BROWN: Yes, we're all frustrated. And we saw it coming. We saw it as early as December of last year when President Trump announced that he was going to withdraw 2,000 troops from Syria. Secretary Mattis, combat veteran, a highly regarded military strategist, resigned.

We knew it was going to happen when the United States pulled forces out of northern Syria, that the only winners were going to be Russia, Iran and the barbaric Assad regime.

So it's very frustrating. And these sanctions, quite frankly, while we need to impose them, they may be too little too late.

BOLDUAN: And that's what I wanted to ask you about. Where are you on the sanctions? Is it enough?


BOLDUAN: What do you actually think it's going to do? BROWN: Look, we definitely need to take steps. The most important

thing right now is, operationally, we need to make sure that U.S. forces are protected, because the president has put them in a very dangerous position. They are literally between two warring forces, the Turkish Army and the Kurdish forces. So, operationally, that's my top priority.

More globally, strategically, we do need to impose sanctions. We need sanctions against Turkish leadership. We need to have an arms embargo. And we ought to go after their energy sector.

We're going to see a resolution this week on the floor that condemns the president's decision as well as Turkey, and we're also in conversations with the Senate on a bicameral, bipartisan sanctions bill.

BOLDUAN: But when things are moving quickly as they are, resolutions with little teeth to it, they mean very little in terms, you're talking about, the threat to U.S. personnel on the ground, the threats to allies, the Kurds. What does it mean to you that Russia is now patrolling these areas in northern Syria? Does this mean Russia and Assad are fully in charge?

BROWN: It certainly strengthens Russia's position in Syria. It strengthens Assad's position. He is barbaric. There are three million Syrian refugees in Turkey. There are 250,000 Syrians who are now fleeing northern Syria to the south. It creates a humanitarian crisis.

And this is a result of the president green-lighting Turkey's decision less than a week ago. Not only that, but it sets back the many years of our counterterrorist efforts. The United States working with our partners on the ground, the Kurdish forces, who lost over 10,000 of their fighters in the fight against ISIS, it sets them back.

And finally, let me say it really jeopardizes U.S. credibility for not only current but future allies we may have in this region and every other region around the world. We've lost credibility in the face of our global partners and allies.

BOLDUAN: And that really, honestly, folks, is no small thing. If people can't trust the word of the United States.

Let me ask you really quickly about impeachment. You've come out in support of removing the president from office. There are a lot of questions now for former national security adviser, John Bolton, after Fiona Hill's testimony yesterday.

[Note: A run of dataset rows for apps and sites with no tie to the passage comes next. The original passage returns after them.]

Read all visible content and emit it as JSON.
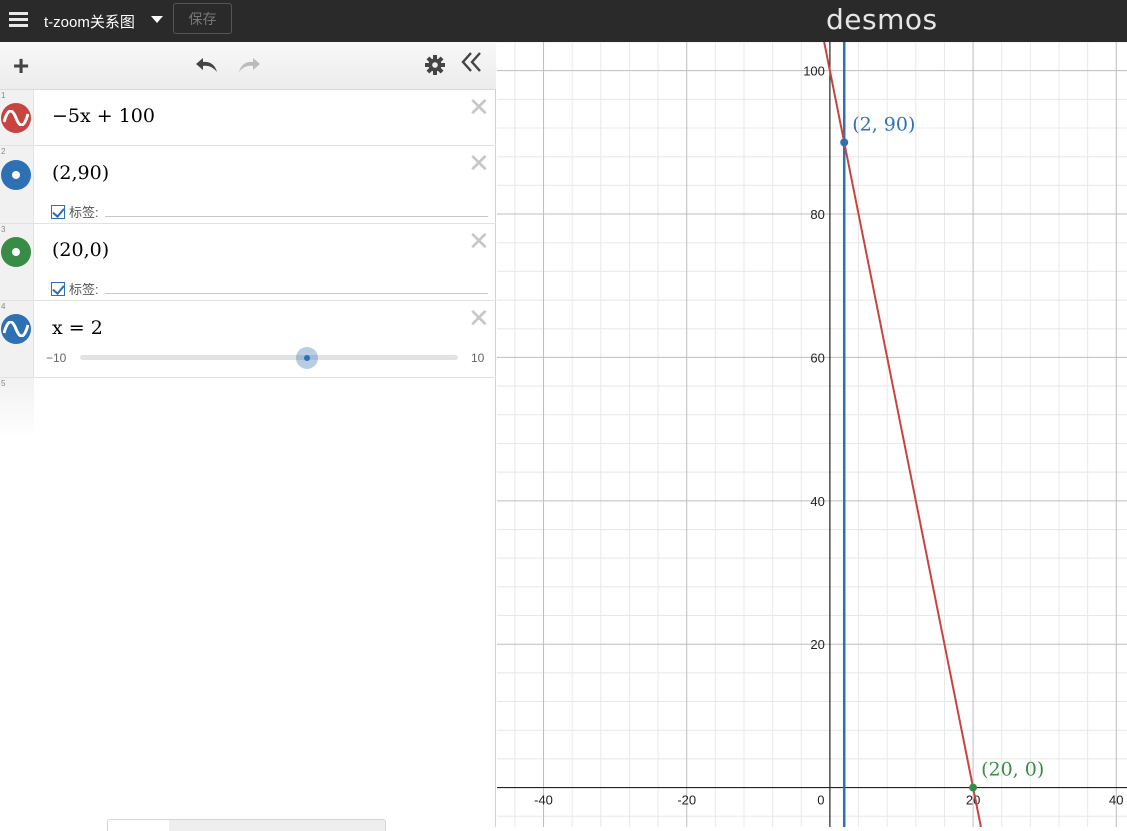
{
  "topbar": {
    "title": "t-zoom关系图",
    "save_label": "保存",
    "brand": "desmos",
    "menu_icon": "hamburger-icon"
  },
  "toolbar": {
    "add_icon": "plus-icon",
    "undo_icon": "undo-icon",
    "redo_icon": "redo-icon",
    "settings_icon": "gear-icon",
    "collapse_icon": "double-chevron-left-icon"
  },
  "expressions": [
    {
      "index": "1",
      "kind": "curve",
      "color": "#c74440",
      "latex": "−5x + 100"
    },
    {
      "index": "2",
      "kind": "point",
      "color": "#2d70b3",
      "latex": "(2,90)",
      "label_text": "标签:",
      "label_checked": true
    },
    {
      "index": "3",
      "kind": "point",
      "color": "#388c46",
      "latex": "(20,0)",
      "label_text": "标签:",
      "label_checked": true
    },
    {
      "index": "4",
      "kind": "curve",
      "color": "#2d70b3",
      "latex": "x = 2",
      "slider": {
        "min": "−10",
        "max": "10",
        "value": 2
      }
    },
    {
      "index": "5",
      "kind": "empty"
    }
  ],
  "graph": {
    "x_ticks": [
      "-40",
      "-20",
      "0",
      "20",
      "40"
    ],
    "y_ticks": [
      "20",
      "40",
      "60",
      "80",
      "100"
    ],
    "xlim": [
      -46.5,
      41.5
    ],
    "ylim": [
      -5.5,
      104
    ],
    "grid": true,
    "line_color": "#c74440",
    "vline_color": "#2d70b3",
    "point_labels": [
      {
        "text": "(2, 90)",
        "x": 2,
        "y": 90,
        "color": "#2d70b3"
      },
      {
        "text": "(20, 0)",
        "x": 20,
        "y": 0,
        "color": "#388c46"
      }
    ]
  }
}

Do you want to see him testify? If you were able to, with what you are now learning coming out, especially from Fiona Hill's testimony, what would you ask him, get him to answer?


BROWN: Look, what I would ask him is, to the extent, what did he advise the president in terms of our foreign policy towards Ukraine. I would want to know who was involved in influencing the president's decision, and certainly I would want to know what the president said to John Bolton.

I'm very concerned about Rudy Giuliani's involvement, last week's indictment of his two -- whether it's clients or associates -- demonstrates that the president was pursuing his own personal political agenda, digging up dirt on Vice President Joe Biden to advance his own 2020 election goals instead of pursuing U.S. foreign policy, which is to root out real corruption but also to support the Ukraine or Ukrainian government in their battle against Russia.

So these are some of the things I would want to know from John Bolton.

BOLDUAN: Let's see what happens. Every day is a different day on the Hill right now.

Congressman, thank you for coming in. I appreciate your time.

BROWN: Thanks, Kate.

BOLDUAN: We'll be right back, folks.